-------- Source information

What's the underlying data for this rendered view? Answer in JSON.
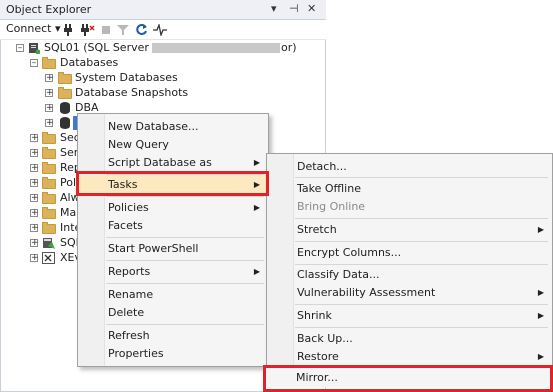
{
  "panel": {
    "title": "Object Explorer",
    "title_buttons": [
      "▾",
      "⊣",
      "✕"
    ]
  },
  "toolbar": {
    "connect_label": "Connect",
    "connect_arrow": "▾"
  },
  "tree": {
    "server_prefix": "SQL01 (SQL Server",
    "server_suffix": "or)",
    "databases": "Databases",
    "system_databases": "System Databases",
    "database_snapshots": "Database Snapshots",
    "dba": "DBA",
    "security": "Secu",
    "server_objects": "Serv",
    "replication": "Rep",
    "polybase": "Poly",
    "always_on": "Alw",
    "management": "Mar",
    "integration": "Inte",
    "sql_agent": "SQL",
    "xevent": "XEve"
  },
  "context_menu": {
    "items": [
      {
        "label": "New Database..."
      },
      {
        "label": "New Query"
      },
      {
        "label": "Script Database as",
        "arrow": "▶"
      },
      {
        "label": "Tasks",
        "arrow": "▶"
      },
      {
        "label": "Policies",
        "arrow": "▶"
      },
      {
        "label": "Facets"
      },
      {
        "label": "Start PowerShell"
      },
      {
        "label": "Reports",
        "arrow": "▶"
      },
      {
        "label": "Rename"
      },
      {
        "label": "Delete"
      },
      {
        "label": "Refresh"
      },
      {
        "label": "Properties"
      }
    ]
  },
  "tasks_submenu": {
    "items": [
      {
        "label": "Detach..."
      },
      {
        "label": "Take Offline"
      },
      {
        "label": "Bring Online"
      },
      {
        "label": "Stretch",
        "arrow": "▶"
      },
      {
        "label": "Encrypt Columns..."
      },
      {
        "label": "Classify Data..."
      },
      {
        "label": "Vulnerability Assessment",
        "arrow": "▶"
      },
      {
        "label": "Shrink",
        "arrow": "▶"
      },
      {
        "label": "Back Up..."
      },
      {
        "label": "Restore",
        "arrow": "▶"
      },
      {
        "label": "Mirror..."
      }
    ]
  },
  "colors": {
    "highlight_box": "#e0222b",
    "menu_highlight": "#fde9bf",
    "folder": "#dcb25a"
  }
}
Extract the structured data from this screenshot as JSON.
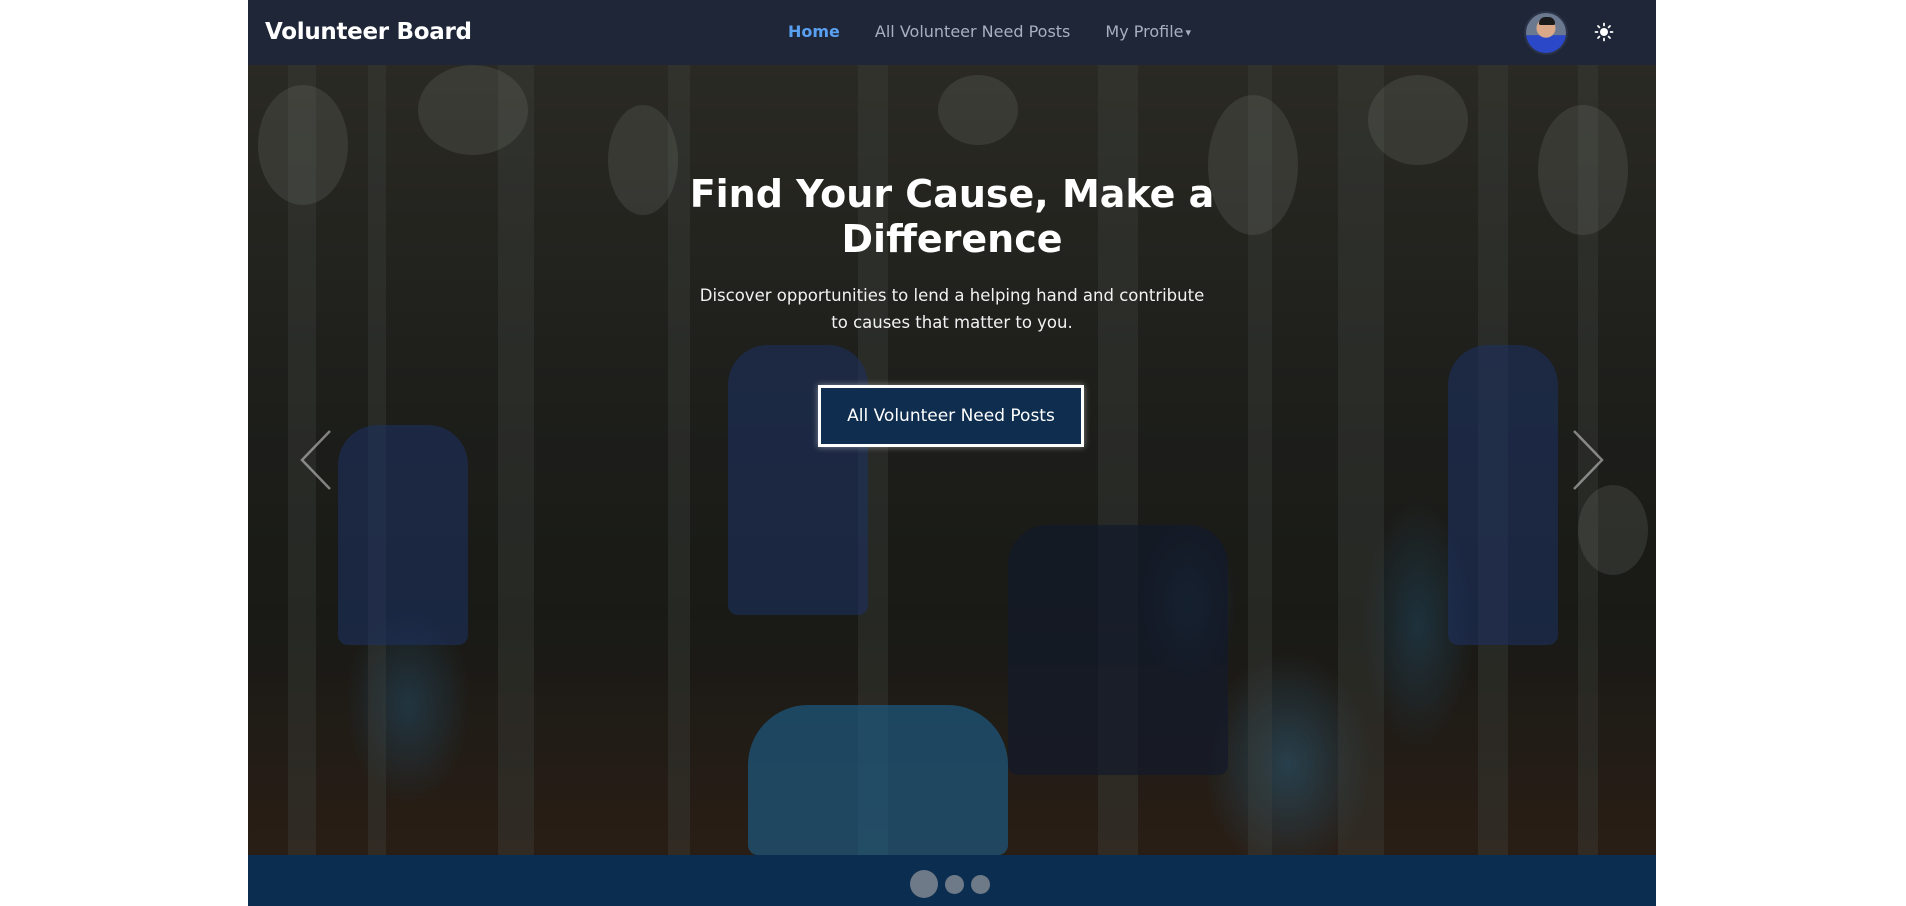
{
  "navbar": {
    "brand": "Volunteer Board",
    "links": [
      {
        "label": "Home",
        "active": true
      },
      {
        "label": "All Volunteer Need Posts",
        "active": false
      },
      {
        "label": "My Profile",
        "active": false
      }
    ],
    "profile_icon": "chevron-down-icon",
    "theme_icon": "sun-icon"
  },
  "hero": {
    "title": "Find Your Cause, Make a Difference",
    "subtitle": "Discover opportunities to lend a helping hand and contribute to causes that matter to you.",
    "button_label": "All Volunteer Need Posts",
    "prev_icon": "chevron-left-icon",
    "next_icon": "chevron-right-icon"
  },
  "carousel": {
    "slide_count": 3,
    "active_index": 0
  },
  "colors": {
    "navbar_bg": "#1e2638",
    "accent": "#5aa0f0",
    "button_bg": "#0e2d4f",
    "footer_bar": "#0b2d4f"
  }
}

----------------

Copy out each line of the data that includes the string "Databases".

    "databases": "Databases",
    "system_databases": "System Databases",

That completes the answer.